A popular stick that I love is to pick a cause you feel strongly about.
Make it something political. Religious. Personal.
Now go find a non-profit that supports the opposite of the thing you love and feel strongly about. Commit to making a donation to that cause when you don’t do what you said.
You feeling uncomfortable? Good, that’s the idea. You don’t want to have to make that donation.
One of our Mastermind members typically stayed up late at night working on his business and as a result slept in late most mornings and didn’t get done all of his morning routine items that he wanted. He wanted to start his day early with a plan for the morning.
As a simple accountability, he committed to text me each morning when he got up with his game plan for the day. And more importantly, he committed to making a $100 donation to a cause he strongly opposed on any day he didn’t send the text by 6am.
Most every morning I got the text early or on time with an “I’m up” and a “Here’s my plan for the day”.
But… some mornings I didn’t get that text by 6am. And a donation was made. That only had to happen a few times early on to never be an issue again, and after a month of morning check-ins, the habit was established, and no more check-ins were needed. The behavior had been changed.

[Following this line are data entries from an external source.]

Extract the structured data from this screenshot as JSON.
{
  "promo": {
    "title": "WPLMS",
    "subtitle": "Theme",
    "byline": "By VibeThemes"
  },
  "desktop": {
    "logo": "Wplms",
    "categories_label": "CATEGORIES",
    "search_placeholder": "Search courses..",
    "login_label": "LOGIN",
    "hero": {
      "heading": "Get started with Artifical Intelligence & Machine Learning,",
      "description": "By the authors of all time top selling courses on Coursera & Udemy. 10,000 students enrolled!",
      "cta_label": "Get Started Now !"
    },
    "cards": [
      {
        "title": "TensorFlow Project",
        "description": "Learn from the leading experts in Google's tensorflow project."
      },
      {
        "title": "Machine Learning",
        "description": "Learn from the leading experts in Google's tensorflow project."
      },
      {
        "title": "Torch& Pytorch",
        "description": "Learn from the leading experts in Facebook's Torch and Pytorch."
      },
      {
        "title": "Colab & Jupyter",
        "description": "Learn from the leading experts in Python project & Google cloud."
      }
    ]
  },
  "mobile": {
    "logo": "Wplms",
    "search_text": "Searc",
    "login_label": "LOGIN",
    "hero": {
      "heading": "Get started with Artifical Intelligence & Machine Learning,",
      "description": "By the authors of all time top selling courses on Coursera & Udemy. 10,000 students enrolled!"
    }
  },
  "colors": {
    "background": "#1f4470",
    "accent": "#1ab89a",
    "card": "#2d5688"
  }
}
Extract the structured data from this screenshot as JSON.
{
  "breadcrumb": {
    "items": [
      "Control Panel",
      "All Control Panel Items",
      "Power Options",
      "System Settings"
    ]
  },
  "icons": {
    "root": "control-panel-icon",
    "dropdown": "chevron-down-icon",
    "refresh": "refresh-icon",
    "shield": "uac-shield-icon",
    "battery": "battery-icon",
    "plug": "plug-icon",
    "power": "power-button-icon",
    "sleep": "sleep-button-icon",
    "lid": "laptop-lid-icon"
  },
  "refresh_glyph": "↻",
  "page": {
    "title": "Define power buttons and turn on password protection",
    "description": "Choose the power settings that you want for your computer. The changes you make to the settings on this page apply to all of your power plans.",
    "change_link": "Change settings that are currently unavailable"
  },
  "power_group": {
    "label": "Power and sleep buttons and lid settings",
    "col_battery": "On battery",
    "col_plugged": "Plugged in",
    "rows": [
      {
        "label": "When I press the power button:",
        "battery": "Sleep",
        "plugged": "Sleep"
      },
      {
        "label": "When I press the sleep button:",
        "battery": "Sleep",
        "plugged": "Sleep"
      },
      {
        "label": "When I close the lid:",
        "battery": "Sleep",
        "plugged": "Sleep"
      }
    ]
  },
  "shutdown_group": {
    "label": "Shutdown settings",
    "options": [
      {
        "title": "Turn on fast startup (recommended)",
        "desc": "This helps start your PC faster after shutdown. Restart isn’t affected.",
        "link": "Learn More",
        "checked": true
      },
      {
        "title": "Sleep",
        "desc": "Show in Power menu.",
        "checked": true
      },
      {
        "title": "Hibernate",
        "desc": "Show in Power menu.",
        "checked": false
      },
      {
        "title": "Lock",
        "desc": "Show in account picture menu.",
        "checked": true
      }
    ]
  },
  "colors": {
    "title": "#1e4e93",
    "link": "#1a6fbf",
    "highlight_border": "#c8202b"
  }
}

This method combines personal responsibility with external accountability and a little bit of tough love.
Putting it all Together
Now you know why you want an accountability partner, how to find a partner, how to be a good accountability partner, and how to hold each other accountable to your personal goals, professional goals, and new habits.
If your existing accountability partnership isn’t living up to these standards, it may be time to review the challenges, check your blind spots, and discuss the level of commitment in your relationship.
Communicate your specific goals, put in the hard work and effort, and enjoy the journey together with a partner.
Who’s Your Peer Advisory Group?
Who do you bounce ideas off with, get expert insights from, and share resources with?
Are you ready to connect with like minded Business Owners, Founders, and Entrepreneurs who’ve “been there, done that” ?